— About this exercise —
Which lines in the data below contain the word "icon"? Copy each of them.

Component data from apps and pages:

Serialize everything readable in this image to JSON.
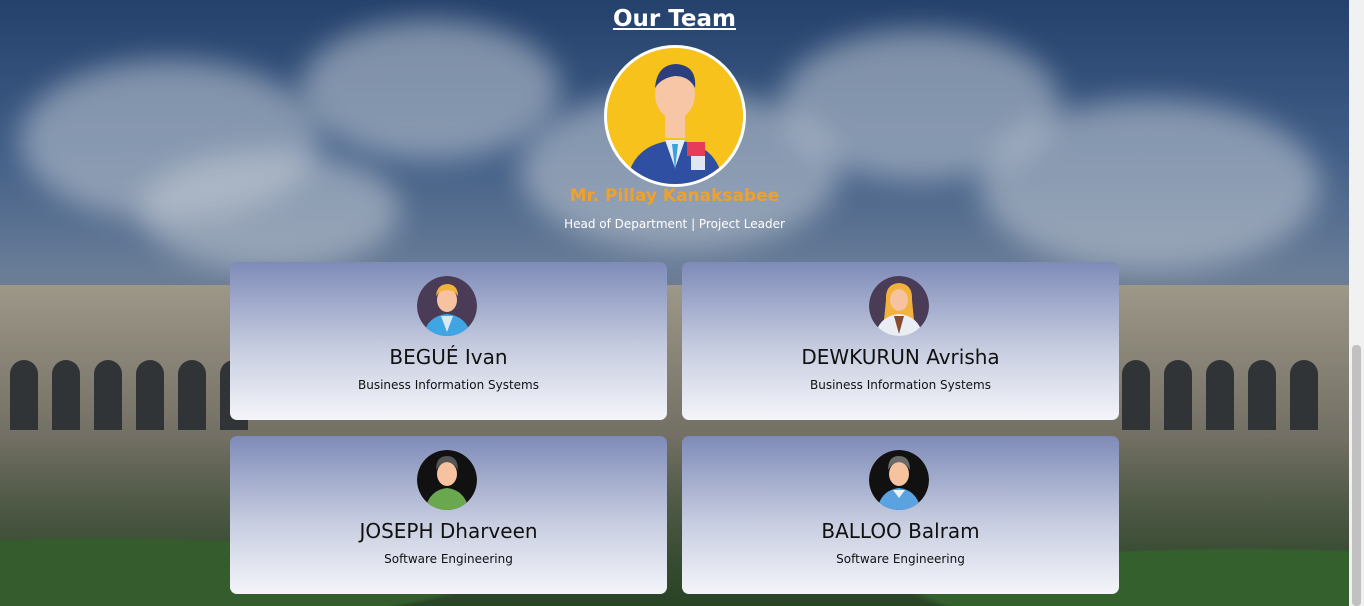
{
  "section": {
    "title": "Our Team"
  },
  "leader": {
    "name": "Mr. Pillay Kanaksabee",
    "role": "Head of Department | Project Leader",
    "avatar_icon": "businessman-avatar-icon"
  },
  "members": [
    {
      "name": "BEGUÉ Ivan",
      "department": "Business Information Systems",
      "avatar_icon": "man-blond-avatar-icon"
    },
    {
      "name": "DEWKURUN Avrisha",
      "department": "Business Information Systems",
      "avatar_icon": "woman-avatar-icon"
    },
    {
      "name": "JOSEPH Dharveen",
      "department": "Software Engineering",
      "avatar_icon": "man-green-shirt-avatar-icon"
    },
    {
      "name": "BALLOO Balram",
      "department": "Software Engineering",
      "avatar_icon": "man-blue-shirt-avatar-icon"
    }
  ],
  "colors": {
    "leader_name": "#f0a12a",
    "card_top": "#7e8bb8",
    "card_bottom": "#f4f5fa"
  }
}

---

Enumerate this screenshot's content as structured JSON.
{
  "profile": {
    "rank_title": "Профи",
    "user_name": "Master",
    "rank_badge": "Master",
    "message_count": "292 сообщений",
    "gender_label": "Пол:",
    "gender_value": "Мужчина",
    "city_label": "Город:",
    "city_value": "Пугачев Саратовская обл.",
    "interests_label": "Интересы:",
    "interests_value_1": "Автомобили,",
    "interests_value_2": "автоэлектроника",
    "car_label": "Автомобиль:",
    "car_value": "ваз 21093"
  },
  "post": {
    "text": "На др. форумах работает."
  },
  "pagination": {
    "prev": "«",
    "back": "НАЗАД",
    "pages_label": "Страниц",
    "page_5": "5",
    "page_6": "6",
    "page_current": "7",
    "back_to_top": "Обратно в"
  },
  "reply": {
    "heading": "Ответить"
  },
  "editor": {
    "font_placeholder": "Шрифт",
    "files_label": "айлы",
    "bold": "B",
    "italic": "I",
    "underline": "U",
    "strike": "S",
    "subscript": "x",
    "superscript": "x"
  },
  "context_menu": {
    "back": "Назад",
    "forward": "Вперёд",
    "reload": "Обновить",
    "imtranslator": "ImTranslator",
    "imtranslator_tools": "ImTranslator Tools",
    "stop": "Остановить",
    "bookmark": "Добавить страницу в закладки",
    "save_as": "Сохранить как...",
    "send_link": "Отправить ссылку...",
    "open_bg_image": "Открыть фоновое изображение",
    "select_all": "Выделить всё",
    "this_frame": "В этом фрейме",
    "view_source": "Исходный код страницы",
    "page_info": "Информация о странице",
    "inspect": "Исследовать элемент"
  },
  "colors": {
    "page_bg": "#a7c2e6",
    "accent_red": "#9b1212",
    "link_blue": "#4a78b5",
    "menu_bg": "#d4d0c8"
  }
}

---

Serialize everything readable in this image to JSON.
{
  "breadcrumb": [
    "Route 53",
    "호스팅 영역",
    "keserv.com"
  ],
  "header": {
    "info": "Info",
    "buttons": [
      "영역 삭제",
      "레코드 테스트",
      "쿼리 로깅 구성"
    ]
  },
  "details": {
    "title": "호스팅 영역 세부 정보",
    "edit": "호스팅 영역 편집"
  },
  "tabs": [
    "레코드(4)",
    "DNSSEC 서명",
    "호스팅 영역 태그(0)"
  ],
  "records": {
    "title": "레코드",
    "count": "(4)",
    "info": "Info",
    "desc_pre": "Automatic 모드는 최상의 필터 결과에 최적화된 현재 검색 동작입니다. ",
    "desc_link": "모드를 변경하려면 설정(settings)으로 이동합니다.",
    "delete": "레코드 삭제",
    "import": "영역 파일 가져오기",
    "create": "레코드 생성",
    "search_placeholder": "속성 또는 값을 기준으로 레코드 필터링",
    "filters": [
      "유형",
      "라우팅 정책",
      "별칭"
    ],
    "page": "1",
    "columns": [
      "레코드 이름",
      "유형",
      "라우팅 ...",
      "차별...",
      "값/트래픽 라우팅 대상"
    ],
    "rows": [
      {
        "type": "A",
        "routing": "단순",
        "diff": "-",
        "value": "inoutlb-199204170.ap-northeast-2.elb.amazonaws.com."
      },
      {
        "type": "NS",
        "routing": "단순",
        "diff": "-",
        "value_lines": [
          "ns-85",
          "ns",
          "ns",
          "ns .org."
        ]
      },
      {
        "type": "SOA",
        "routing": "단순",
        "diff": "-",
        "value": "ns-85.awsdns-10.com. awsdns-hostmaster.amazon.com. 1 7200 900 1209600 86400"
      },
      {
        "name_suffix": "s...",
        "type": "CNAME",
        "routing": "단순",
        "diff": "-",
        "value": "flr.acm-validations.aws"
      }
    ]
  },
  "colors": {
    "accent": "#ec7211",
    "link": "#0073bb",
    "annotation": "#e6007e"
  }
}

— Expected answer —
    "avatar_icon": "businessman-avatar-icon"
      "avatar_icon": "man-blond-avatar-icon"
      "avatar_icon": "woman-avatar-icon"
      "avatar_icon": "man-green-shirt-avatar-icon"
      "avatar_icon": "man-blue-shirt-avatar-icon"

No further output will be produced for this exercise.